··· Available data ···

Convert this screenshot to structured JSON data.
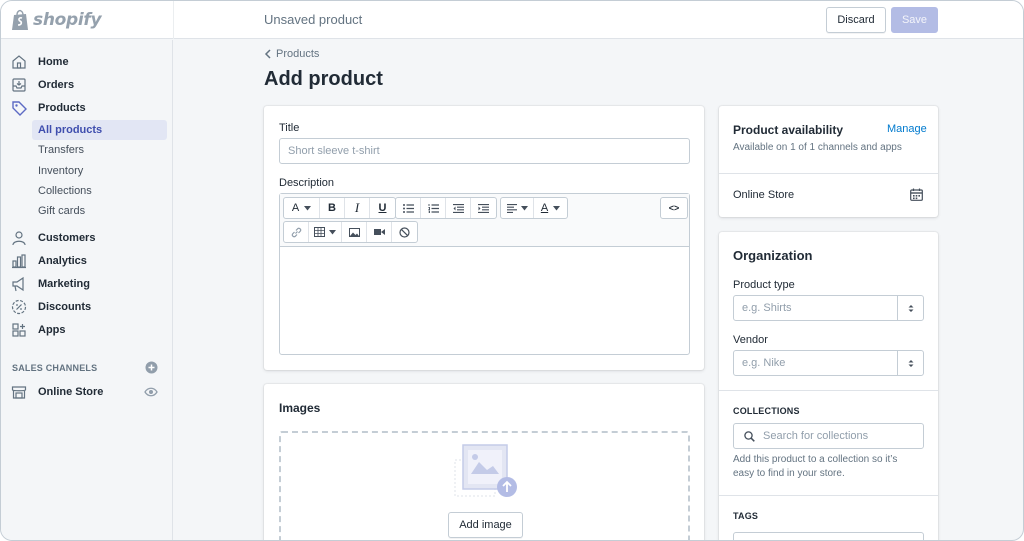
{
  "app": {
    "logo_text": "shopify",
    "page_status": "Unsaved product",
    "accent_color": "#5c6ac4",
    "save_disabled_color": "#b3bce5"
  },
  "topbar": {
    "discard_label": "Discard",
    "save_label": "Save"
  },
  "sidebar": {
    "items": [
      {
        "label": "Home",
        "icon": "home-icon"
      },
      {
        "label": "Orders",
        "icon": "orders-icon"
      },
      {
        "label": "Products",
        "icon": "tag-icon"
      },
      {
        "label": "Customers",
        "icon": "customers-icon"
      },
      {
        "label": "Analytics",
        "icon": "analytics-icon"
      },
      {
        "label": "Marketing",
        "icon": "marketing-icon"
      },
      {
        "label": "Discounts",
        "icon": "discounts-icon"
      },
      {
        "label": "Apps",
        "icon": "apps-icon"
      }
    ],
    "product_subitems": [
      {
        "label": "All products",
        "active": true
      },
      {
        "label": "Transfers",
        "active": false
      },
      {
        "label": "Inventory",
        "active": false
      },
      {
        "label": "Collections",
        "active": false
      },
      {
        "label": "Gift cards",
        "active": false
      }
    ],
    "sales_channels_heading": "SALES CHANNELS",
    "online_store_label": "Online Store"
  },
  "main": {
    "breadcrumb": "Products",
    "title": "Add product",
    "title_field": {
      "label": "Title",
      "placeholder": "Short sleeve t-shirt"
    },
    "description_label": "Description",
    "editor_toolbar": {
      "font_glyph": "A",
      "bold_glyph": "B",
      "italic_glyph": "I",
      "underline_glyph": "U",
      "text_color_glyph": "A",
      "html_glyph": "<>"
    },
    "images": {
      "title": "Images",
      "add_button": "Add image"
    }
  },
  "side": {
    "availability": {
      "title": "Product availability",
      "manage_link": "Manage",
      "subtitle": "Available on 1 of 1 channels and apps",
      "channel": "Online Store"
    },
    "organization": {
      "title": "Organization",
      "product_type_label": "Product type",
      "product_type_placeholder": "e.g. Shirts",
      "vendor_label": "Vendor",
      "vendor_placeholder": "e.g. Nike",
      "collections_heading": "COLLECTIONS",
      "collections_search_placeholder": "Search for collections",
      "collections_help_1": "Add this product to a collection so it’s",
      "collections_help_2": "easy to find in your store.",
      "tags_heading": "TAGS"
    }
  }
}
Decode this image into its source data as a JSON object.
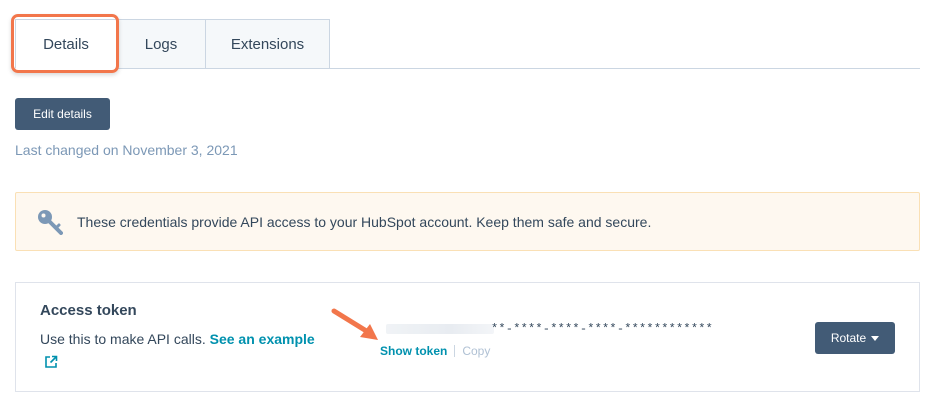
{
  "tabs": [
    {
      "label": "Details",
      "active": true
    },
    {
      "label": "Logs",
      "active": false
    },
    {
      "label": "Extensions",
      "active": false
    }
  ],
  "edit_button_label": "Edit details",
  "last_changed": "Last changed on November 3, 2021",
  "alert": {
    "icon": "key-icon",
    "text": "These credentials provide API access to your HubSpot account. Keep them safe and secure."
  },
  "access_token": {
    "title": "Access token",
    "description": "Use this to make API calls.",
    "example_link": "See an example",
    "external_icon": "external-link-icon",
    "masked_value": "**-****-****-****-************",
    "show_token_label": "Show token",
    "copy_label": "Copy",
    "rotate_label": "Rotate"
  },
  "colors": {
    "primary_button": "#425b76",
    "link": "#0091ae",
    "highlight": "#f2764b",
    "alert_bg": "#fef8f0"
  }
}
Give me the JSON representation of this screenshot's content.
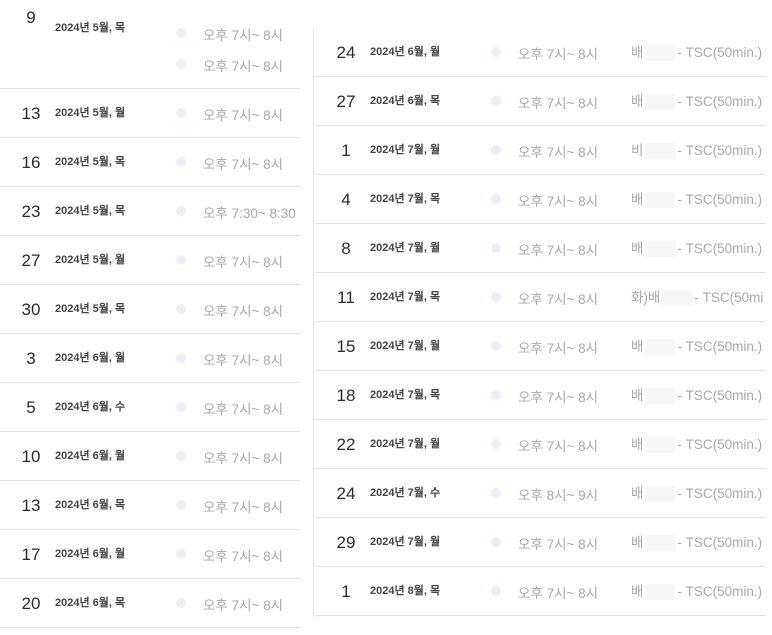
{
  "left_rows": [
    {
      "day": "9",
      "date": "2024년 5월, 목",
      "times": [
        "오후 7시~ 8시",
        "오후 7시~ 8시"
      ]
    },
    {
      "day": "13",
      "date": "2024년 5월, 월",
      "times": [
        "오후 7시~ 8시"
      ]
    },
    {
      "day": "16",
      "date": "2024년 5월, 목",
      "times": [
        "오후 7시~ 8시"
      ]
    },
    {
      "day": "23",
      "date": "2024년 5월, 목",
      "times": [
        "오후 7:30~ 8:30"
      ]
    },
    {
      "day": "27",
      "date": "2024년 5월, 월",
      "times": [
        "오후 7시~ 8시"
      ]
    },
    {
      "day": "30",
      "date": "2024년 5월, 목",
      "times": [
        "오후 7시~ 8시"
      ]
    },
    {
      "day": "3",
      "date": "2024년 6월, 월",
      "times": [
        "오후 7시~ 8시"
      ]
    },
    {
      "day": "5",
      "date": "2024년 6월, 수",
      "times": [
        "오후 7시~ 8시"
      ]
    },
    {
      "day": "10",
      "date": "2024년 6월, 월",
      "times": [
        "오후 7시~ 8시"
      ]
    },
    {
      "day": "13",
      "date": "2024년 6월, 목",
      "times": [
        "오후 7시~ 8시"
      ]
    },
    {
      "day": "17",
      "date": "2024년 6월, 월",
      "times": [
        "오후 7시~ 8시"
      ]
    },
    {
      "day": "20",
      "date": "2024년 6월, 목",
      "times": [
        "오후 7시~ 8시"
      ]
    }
  ],
  "right_rows": [
    {
      "day": "24",
      "date": "2024년 6월, 월",
      "time": "오후 7시~ 8시",
      "desc_prefix": "배",
      "desc_suffix": "- TSC(50min.)"
    },
    {
      "day": "27",
      "date": "2024년 6월, 목",
      "time": "오후 7시~ 8시",
      "desc_prefix": "배",
      "desc_suffix": "- TSC(50min.)"
    },
    {
      "day": "1",
      "date": "2024년 7월, 월",
      "time": "오후 7시~ 8시",
      "desc_prefix": "비",
      "desc_suffix": "- TSC(50min.)"
    },
    {
      "day": "4",
      "date": "2024년 7월, 목",
      "time": "오후 7시~ 8시",
      "desc_prefix": "배",
      "desc_suffix": "- TSC(50min.)"
    },
    {
      "day": "8",
      "date": "2024년 7월, 월",
      "time": "오후 7시~ 8시",
      "desc_prefix": "배",
      "desc_suffix": "- TSC(50min.)"
    },
    {
      "day": "11",
      "date": "2024년 7월, 목",
      "time": "오후 7시~ 8시",
      "desc_prefix": "화)배",
      "desc_suffix": "- TSC(50mi"
    },
    {
      "day": "15",
      "date": "2024년 7월, 월",
      "time": "오후 7시~ 8시",
      "desc_prefix": "배",
      "desc_suffix": "- TSC(50min.)"
    },
    {
      "day": "18",
      "date": "2024년 7월, 목",
      "time": "오후 7시~ 8시",
      "desc_prefix": "배",
      "desc_suffix": "- TSC(50min.)"
    },
    {
      "day": "22",
      "date": "2024년 7월, 월",
      "time": "오후 7시~ 8시",
      "desc_prefix": "배",
      "desc_suffix": "- TSC(50min.)"
    },
    {
      "day": "24",
      "date": "2024년 7월, 수",
      "time": "오후 8시~ 9시",
      "desc_prefix": "배",
      "desc_suffix": "- TSC(50min.)"
    },
    {
      "day": "29",
      "date": "2024년 7월, 월",
      "time": "오후 7시~ 8시",
      "desc_prefix": "배",
      "desc_suffix": "- TSC(50min.)"
    },
    {
      "day": "1",
      "date": "2024년 8월, 목",
      "time": "오후 7시~ 8시",
      "desc_prefix": "배",
      "desc_suffix": "- TSC(50min.)"
    }
  ]
}
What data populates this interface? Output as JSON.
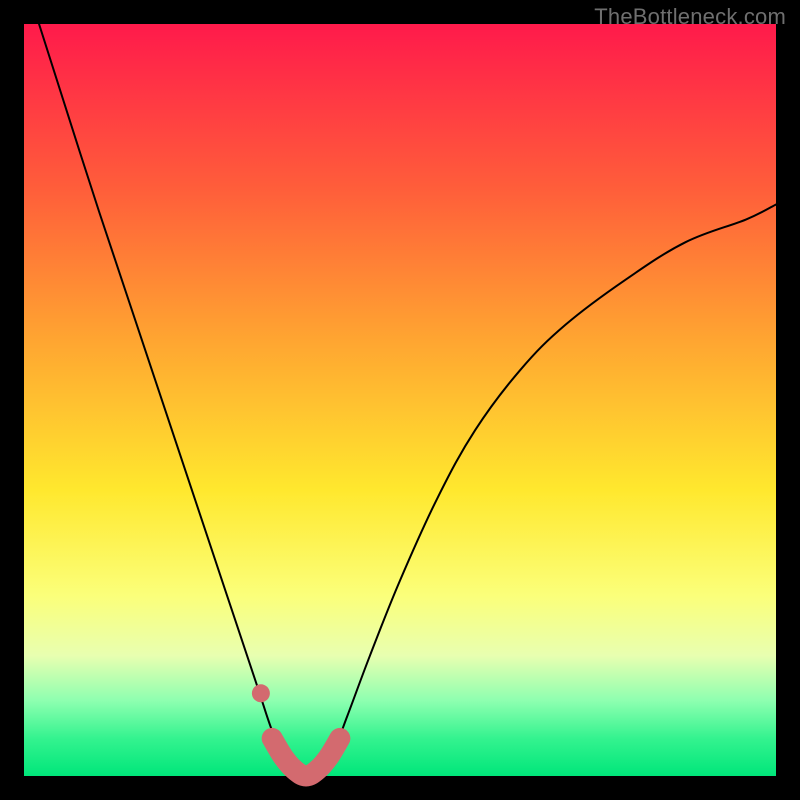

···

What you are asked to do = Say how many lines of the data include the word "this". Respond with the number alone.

Answer area = 6